- September 2013 - Adria News Ltd. got registered in Belgrade. Its main activity is production and broadcasting of television programme. The founder and the only shareholder is the company called Adria News S.a.r.l. based in Luxembourg.
- October 2013 - KKR bought United Group (SBB, Telemach, Total TV). The European Bank for Reconstruction and Development (EBRD) is a co-investor in the company.
- February 2014 – United Group bought majority share in Grand production (turbo-folk production house)
- August 2014 – Serbia adopts media legislation, which allows operators (distributors) to also act as content providers.
- October 2014 – N1 goes on air.

“In this context, as far as the EU acquis is concerned, Serbia is thereby entitled to allow vertical integration of its content provider and distributor,” Ferran concluded.

Regardless of different EU policies on the issue among different EU member states, the Serbian media practice to date does not leave room for optimism.

If you are a client of SBB cable, you do not have any of the four Arena Sport channels on offer that are owned by Telekom Srbija. If you have Telekom Srbija’s Open IPTV, you do not have Sport Club in your offer that is an SBB channel. Moreover, B92 Info, a rival cable channel to N1, has been removed from SBB’s basic cable package.

Potential consequences

This issue raises concerns about how the Serbian media market will look in the future if United Group abuses its position. Telecommunications companies in Serbia are financially stronger than media outlets, especially SBB, which has the backing of KKR, as one of the world's largest private equity companies, managing funds exceeding $50 billion.

Slobodan Kremenjak, an expert in media law, says that, on the positive side, it will be difficult to exert pressure on someone who is financially powerful. “On the other side, who can guarantee that the power will always be used in the public interest, not the interests of the KKR?” Kremenjak asked.

Djordje Krivokapic, head of the legal department at Share foundation, pointed to the conflict between two basic principles -- public interest in the field of information and the freedom of free enterprise. “As an operator with a significant market share, SBB has a very good negotiating position in relation to any distributor of media content and there is no equality in the talks,” Krivokapic said.

Experts agree that the key question now is how strong and competent the country’s regulatory bodies are to deal with these risks.  

The public is likely to end up paying the price for such legislation. University professor Stanko Crnobrnja reminded that SBB, as the country’s largest cable operator, first bought the biggest entertainment production company in Serbia, Grand Production in February 2014, and then introduced news programming affiliated to CNN.

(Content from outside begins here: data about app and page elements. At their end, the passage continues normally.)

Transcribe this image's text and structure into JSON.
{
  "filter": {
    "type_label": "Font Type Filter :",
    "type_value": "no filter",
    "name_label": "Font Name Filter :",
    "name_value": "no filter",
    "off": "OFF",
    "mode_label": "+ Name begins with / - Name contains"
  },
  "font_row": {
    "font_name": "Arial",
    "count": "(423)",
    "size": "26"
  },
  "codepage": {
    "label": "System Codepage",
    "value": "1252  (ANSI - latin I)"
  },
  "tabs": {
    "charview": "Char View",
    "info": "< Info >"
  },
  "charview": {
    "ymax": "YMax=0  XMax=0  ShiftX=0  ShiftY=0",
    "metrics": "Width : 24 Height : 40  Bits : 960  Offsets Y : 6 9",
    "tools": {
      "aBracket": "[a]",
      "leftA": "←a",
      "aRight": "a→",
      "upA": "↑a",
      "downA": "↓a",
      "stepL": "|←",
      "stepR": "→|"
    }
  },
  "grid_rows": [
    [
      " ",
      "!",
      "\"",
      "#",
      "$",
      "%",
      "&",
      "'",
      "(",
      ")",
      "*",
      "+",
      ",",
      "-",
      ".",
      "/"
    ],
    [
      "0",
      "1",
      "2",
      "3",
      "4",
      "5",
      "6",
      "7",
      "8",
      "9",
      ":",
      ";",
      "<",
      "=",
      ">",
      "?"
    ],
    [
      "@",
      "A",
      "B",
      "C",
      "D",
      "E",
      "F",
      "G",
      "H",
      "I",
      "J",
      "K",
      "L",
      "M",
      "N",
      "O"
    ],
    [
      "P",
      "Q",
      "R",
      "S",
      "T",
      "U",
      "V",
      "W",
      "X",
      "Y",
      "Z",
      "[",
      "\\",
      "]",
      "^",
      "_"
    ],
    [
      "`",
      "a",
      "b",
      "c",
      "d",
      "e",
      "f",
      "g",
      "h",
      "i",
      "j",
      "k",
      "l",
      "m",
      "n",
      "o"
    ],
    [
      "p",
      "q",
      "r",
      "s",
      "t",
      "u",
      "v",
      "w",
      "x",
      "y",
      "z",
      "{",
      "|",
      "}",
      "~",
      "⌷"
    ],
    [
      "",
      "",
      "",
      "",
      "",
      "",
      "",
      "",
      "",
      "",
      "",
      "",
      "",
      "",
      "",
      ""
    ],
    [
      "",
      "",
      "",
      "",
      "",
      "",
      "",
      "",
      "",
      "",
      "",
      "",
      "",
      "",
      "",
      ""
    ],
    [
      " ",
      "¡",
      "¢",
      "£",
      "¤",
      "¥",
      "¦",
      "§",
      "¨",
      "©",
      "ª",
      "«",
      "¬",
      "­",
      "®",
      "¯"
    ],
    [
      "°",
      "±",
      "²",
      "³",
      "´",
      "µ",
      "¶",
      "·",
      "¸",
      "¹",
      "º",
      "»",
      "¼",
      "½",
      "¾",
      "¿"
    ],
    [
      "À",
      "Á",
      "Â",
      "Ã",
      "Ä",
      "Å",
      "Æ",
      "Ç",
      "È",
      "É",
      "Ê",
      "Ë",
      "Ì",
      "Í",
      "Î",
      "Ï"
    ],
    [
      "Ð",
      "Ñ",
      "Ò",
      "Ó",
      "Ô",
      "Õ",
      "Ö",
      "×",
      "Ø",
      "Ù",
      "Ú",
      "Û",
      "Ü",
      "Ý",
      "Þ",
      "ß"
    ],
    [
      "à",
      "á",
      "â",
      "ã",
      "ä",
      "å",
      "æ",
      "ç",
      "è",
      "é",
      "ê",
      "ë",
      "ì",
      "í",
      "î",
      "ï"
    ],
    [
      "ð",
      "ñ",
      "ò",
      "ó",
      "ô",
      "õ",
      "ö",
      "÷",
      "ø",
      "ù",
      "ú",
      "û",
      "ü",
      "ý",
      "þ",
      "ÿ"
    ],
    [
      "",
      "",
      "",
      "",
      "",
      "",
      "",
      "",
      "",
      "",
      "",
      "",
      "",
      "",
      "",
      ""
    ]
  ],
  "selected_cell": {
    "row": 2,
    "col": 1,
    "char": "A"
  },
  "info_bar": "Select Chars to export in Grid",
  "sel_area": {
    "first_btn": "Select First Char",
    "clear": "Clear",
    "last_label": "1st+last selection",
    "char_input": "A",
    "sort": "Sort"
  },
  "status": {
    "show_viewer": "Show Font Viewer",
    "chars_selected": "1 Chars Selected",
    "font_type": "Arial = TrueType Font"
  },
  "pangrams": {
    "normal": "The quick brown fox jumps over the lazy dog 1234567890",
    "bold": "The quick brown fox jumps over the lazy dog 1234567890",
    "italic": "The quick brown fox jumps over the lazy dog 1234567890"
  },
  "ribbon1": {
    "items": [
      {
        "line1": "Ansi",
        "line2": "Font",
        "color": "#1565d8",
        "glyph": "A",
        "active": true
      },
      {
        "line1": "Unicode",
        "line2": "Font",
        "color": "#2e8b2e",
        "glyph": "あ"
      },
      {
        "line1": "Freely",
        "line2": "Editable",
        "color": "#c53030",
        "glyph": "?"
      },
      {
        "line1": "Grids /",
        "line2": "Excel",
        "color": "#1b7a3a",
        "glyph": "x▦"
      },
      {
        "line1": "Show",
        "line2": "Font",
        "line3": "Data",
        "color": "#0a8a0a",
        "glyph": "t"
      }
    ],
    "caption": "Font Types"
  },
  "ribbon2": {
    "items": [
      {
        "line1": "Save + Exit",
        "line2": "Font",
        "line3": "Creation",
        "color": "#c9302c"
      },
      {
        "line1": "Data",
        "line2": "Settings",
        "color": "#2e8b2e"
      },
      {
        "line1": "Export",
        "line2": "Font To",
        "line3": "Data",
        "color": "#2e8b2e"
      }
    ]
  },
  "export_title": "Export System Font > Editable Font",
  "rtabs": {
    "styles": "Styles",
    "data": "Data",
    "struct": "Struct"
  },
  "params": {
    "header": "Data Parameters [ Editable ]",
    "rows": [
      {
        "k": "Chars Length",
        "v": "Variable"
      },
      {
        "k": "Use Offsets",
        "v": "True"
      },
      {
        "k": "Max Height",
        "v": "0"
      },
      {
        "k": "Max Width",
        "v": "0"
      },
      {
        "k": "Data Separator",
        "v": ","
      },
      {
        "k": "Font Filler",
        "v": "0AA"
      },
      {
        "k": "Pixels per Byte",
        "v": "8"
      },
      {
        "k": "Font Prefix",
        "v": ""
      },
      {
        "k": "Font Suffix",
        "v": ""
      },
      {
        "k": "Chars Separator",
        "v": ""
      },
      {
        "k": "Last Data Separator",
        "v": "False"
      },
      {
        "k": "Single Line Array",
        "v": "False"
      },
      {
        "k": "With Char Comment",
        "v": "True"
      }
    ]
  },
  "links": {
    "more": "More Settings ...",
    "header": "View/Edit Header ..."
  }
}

“Producing the highest rated entertainment and highly influential news, and controlling the distribution of all other content at the same time, seems to be a sure winner,” says Crnobrnja.

According to him, not many players on the Serbian market will be able to confront this newly devised media powerhouse.


Bojan Vucicevic also contributed to this article.